**Problem details**
Every entry below should be returned exactly as it appears, with pictures left out.

== Segment start ==

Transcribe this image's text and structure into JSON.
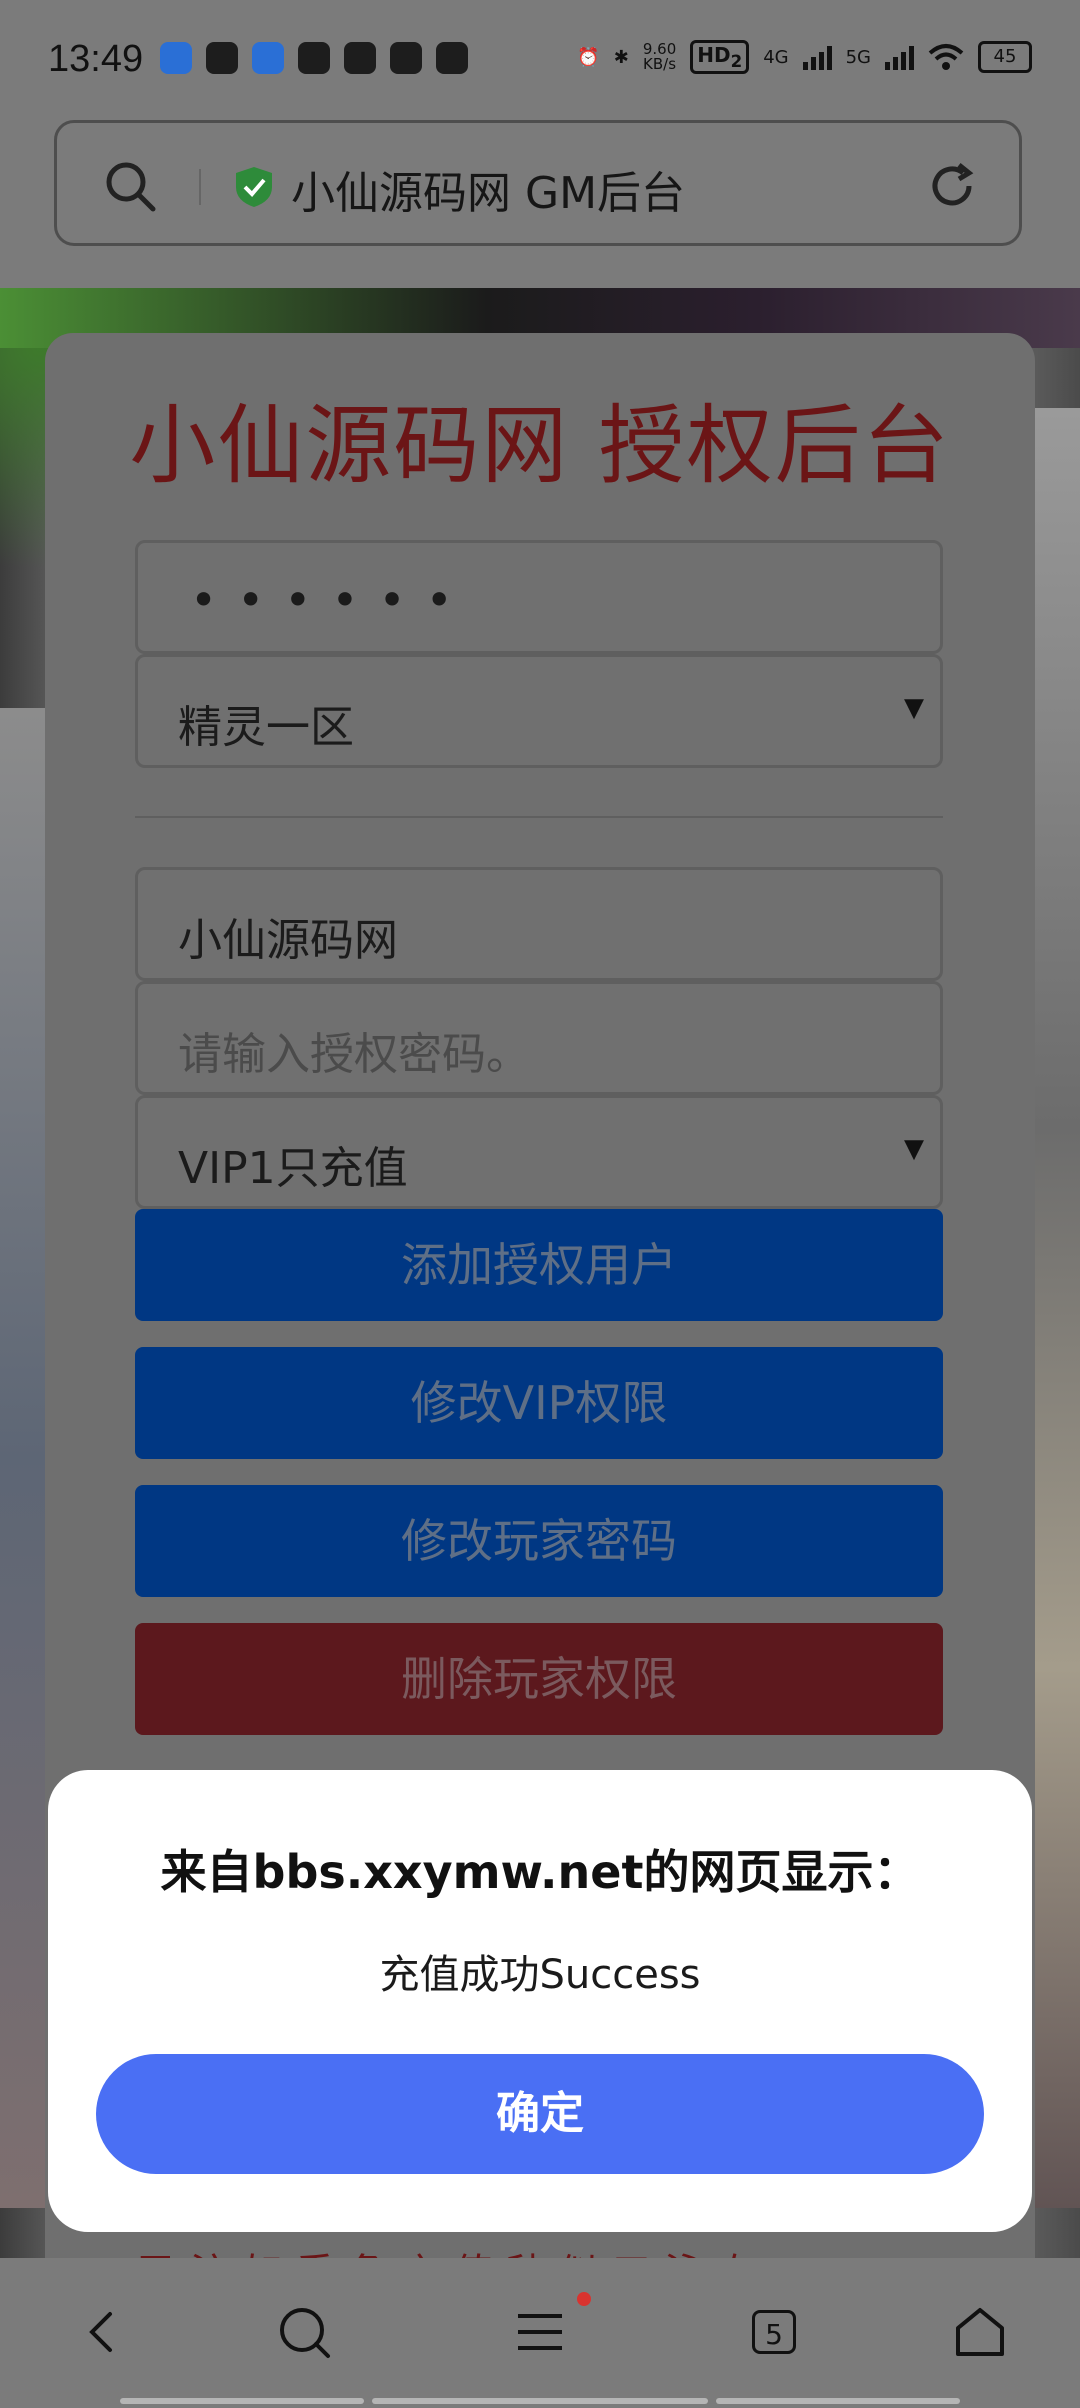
{
  "status_bar": {
    "time": "13:49",
    "net_speed_value": "9.60",
    "net_speed_unit": "KB/s",
    "hd_label": "HD",
    "hd_sub": "2",
    "signal_1": "4G",
    "signal_2": "5G",
    "battery": "45"
  },
  "browser": {
    "address_title": "小仙源码网 GM后台"
  },
  "card": {
    "title": "小仙源码网 授权后台",
    "password_mask": "••••••",
    "server_select": "精灵一区",
    "account_value": "小仙源码网",
    "auth_password_placeholder": "请输入授权密码。",
    "vip_select": "VIP1只充值",
    "buttons": {
      "add_user": "添加授权用户",
      "modify_vip": "修改VIP权限",
      "modify_password": "修改玩家密码",
      "delete_permission": "删除玩家权限"
    },
    "footer_partial": "已    注 如 乘 角 之 值 秒 似 三 泳    右"
  },
  "dialog": {
    "title": "来自bbs.xxymw.net的网页显示：",
    "message": "充值成功Success",
    "ok_label": "确定"
  },
  "bottom_nav": {
    "tabs_count": "5"
  },
  "colors": {
    "dialog_button": "#4a6ff4",
    "primary_button": "#003783",
    "danger_button": "#5c181d",
    "title_red": "#6b1516"
  }
}
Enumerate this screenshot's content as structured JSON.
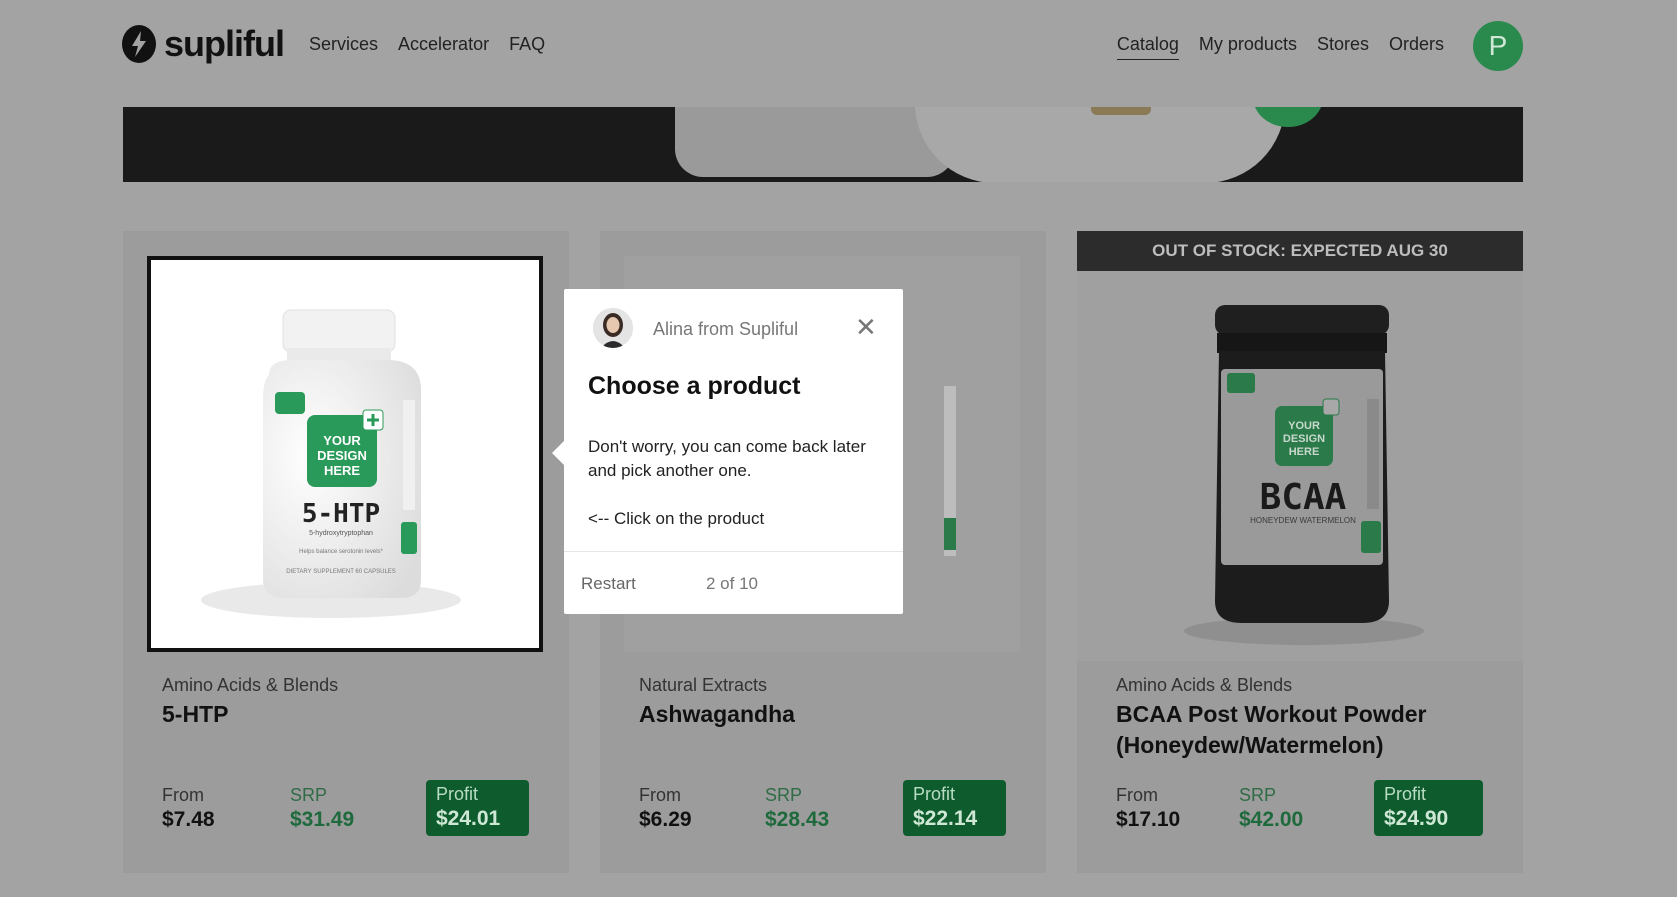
{
  "header": {
    "brand": "supliful",
    "nav_left": [
      "Services",
      "Accelerator",
      "FAQ"
    ],
    "nav_right": [
      "Catalog",
      "My products",
      "Stores",
      "Orders"
    ],
    "active_nav": "Catalog",
    "avatar_letter": "P"
  },
  "products": [
    {
      "category": "Amino Acids & Blends",
      "name": "5-HTP",
      "from_label": "From",
      "from_price": "$7.48",
      "srp_label": "SRP",
      "srp_price": "$31.49",
      "profit_label": "Profit",
      "profit_price": "$24.01",
      "label_text": [
        "YOUR",
        "DESIGN",
        "HERE"
      ],
      "bottle_name": "5-HTP",
      "bottle_sub": "5-hydroxytryptophan",
      "bottle_tag": "Helps balance serotonin levels*",
      "bottle_foot": "DIETARY SUPPLEMENT    60 CAPSULES"
    },
    {
      "category": "Natural Extracts",
      "name": "Ashwagandha",
      "from_label": "From",
      "from_price": "$6.29",
      "srp_label": "SRP",
      "srp_price": "$28.43",
      "profit_label": "Profit",
      "profit_price": "$22.14"
    },
    {
      "stock_banner": "OUT OF STOCK: EXPECTED AUG 30",
      "category": "Amino Acids & Blends",
      "name": "BCAA Post Workout Powder (Honeydew/Watermelon)",
      "from_label": "From",
      "from_price": "$17.10",
      "srp_label": "SRP",
      "srp_price": "$42.00",
      "profit_label": "Profit",
      "profit_price": "$24.90",
      "label_text": [
        "YOUR",
        "DESIGN",
        "HERE"
      ],
      "tub_name": "BCAA",
      "tub_sub": "HONEYDEW WATERMELON"
    }
  ],
  "tooltip": {
    "from": "Alina from Supliful",
    "title": "Choose a product",
    "body": "Don't worry, you can come back later and pick another one.",
    "hint": "<-- Click on the product",
    "restart": "Restart",
    "step": "2 of 10"
  },
  "colors": {
    "accent_green": "#2a8a4d",
    "profit_bg": "#0e5c2d",
    "overlay_gray": "#a3a3a3"
  }
}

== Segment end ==

**Answer**
Transcribe this image's text and structure into JSON.
{
  "status_bar": {
    "time": "13:49",
    "net_speed_value": "9.60",
    "net_speed_unit": "KB/s",
    "hd_label": "HD",
    "hd_sub": "2",
    "signal_1": "4G",
    "signal_2": "5G",
    "battery": "45"
  },
  "browser": {
    "address_title": "小仙源码网 GM后台"
  },
  "card": {
    "title": "小仙源码网 授权后台",
    "password_mask": "••••••",
    "server_select": "精灵一区",
    "account_value": "小仙源码网",
    "auth_password_placeholder": "请输入授权密码。",
    "vip_select": "VIP1只充值",
    "buttons": {
      "add_user": "添加授权用户",
      "modify_vip": "修改VIP权限",
      "modify_password": "修改玩家密码",
      "delete_permission": "删除玩家权限"
    },
    "footer_partial": "已    注 如 乘 角 之 值 秒 似 三 泳    右"
  },
  "dialog": {
    "title": "来自bbs.xxymw.net的网页显示：",
    "message": "充值成功Success",
    "ok_label": "确定"
  },
  "bottom_nav": {
    "tabs_count": "5"
  },
  "colors": {
    "dialog_button": "#4a6ff4",
    "primary_button": "#003783",
    "danger_button": "#5c181d",
    "title_red": "#6b1516"
  }
}
Enumerate this screenshot's content as structured JSON.
{
  "header": {
    "brand": "supliful",
    "nav_left": [
      "Services",
      "Accelerator",
      "FAQ"
    ],
    "nav_right": [
      "Catalog",
      "My products",
      "Stores",
      "Orders"
    ],
    "active_nav": "Catalog",
    "avatar_letter": "P"
  },
  "products": [
    {
      "category": "Amino Acids & Blends",
      "name": "5-HTP",
      "from_label": "From",
      "from_price": "$7.48",
      "srp_label": "SRP",
      "srp_price": "$31.49",
      "profit_label": "Profit",
      "profit_price": "$24.01",
      "label_text": [
        "YOUR",
        "DESIGN",
        "HERE"
      ],
      "bottle_name": "5-HTP",
      "bottle_sub": "5-hydroxytryptophan",
      "bottle_tag": "Helps balance serotonin levels*",
      "bottle_foot": "DIETARY SUPPLEMENT    60 CAPSULES"
    },
    {
      "category": "Natural Extracts",
      "name": "Ashwagandha",
      "from_label": "From",
      "from_price": "$6.29",
      "srp_label": "SRP",
      "srp_price": "$28.43",
      "profit_label": "Profit",
      "profit_price": "$22.14"
    },
    {
      "stock_banner": "OUT OF STOCK: EXPECTED AUG 30",
      "category": "Amino Acids & Blends",
      "name": "BCAA Post Workout Powder (Honeydew/Watermelon)",
      "from_label": "From",
      "from_price": "$17.10",
      "srp_label": "SRP",
      "srp_price": "$42.00",
      "profit_label": "Profit",
      "profit_price": "$24.90",
      "label_text": [
        "YOUR",
        "DESIGN",
        "HERE"
      ],
      "tub_name": "BCAA",
      "tub_sub": "HONEYDEW WATERMELON"
    }
  ],
  "tooltip": {
    "from": "Alina from Supliful",
    "title": "Choose a product",
    "body": "Don't worry, you can come back later and pick another one.",
    "hint": "<-- Click on the product",
    "restart": "Restart",
    "step": "2 of 10"
  },
  "colors": {
    "accent_green": "#2a8a4d",
    "profit_bg": "#0e5c2d",
    "overlay_gray": "#a3a3a3"
  }
}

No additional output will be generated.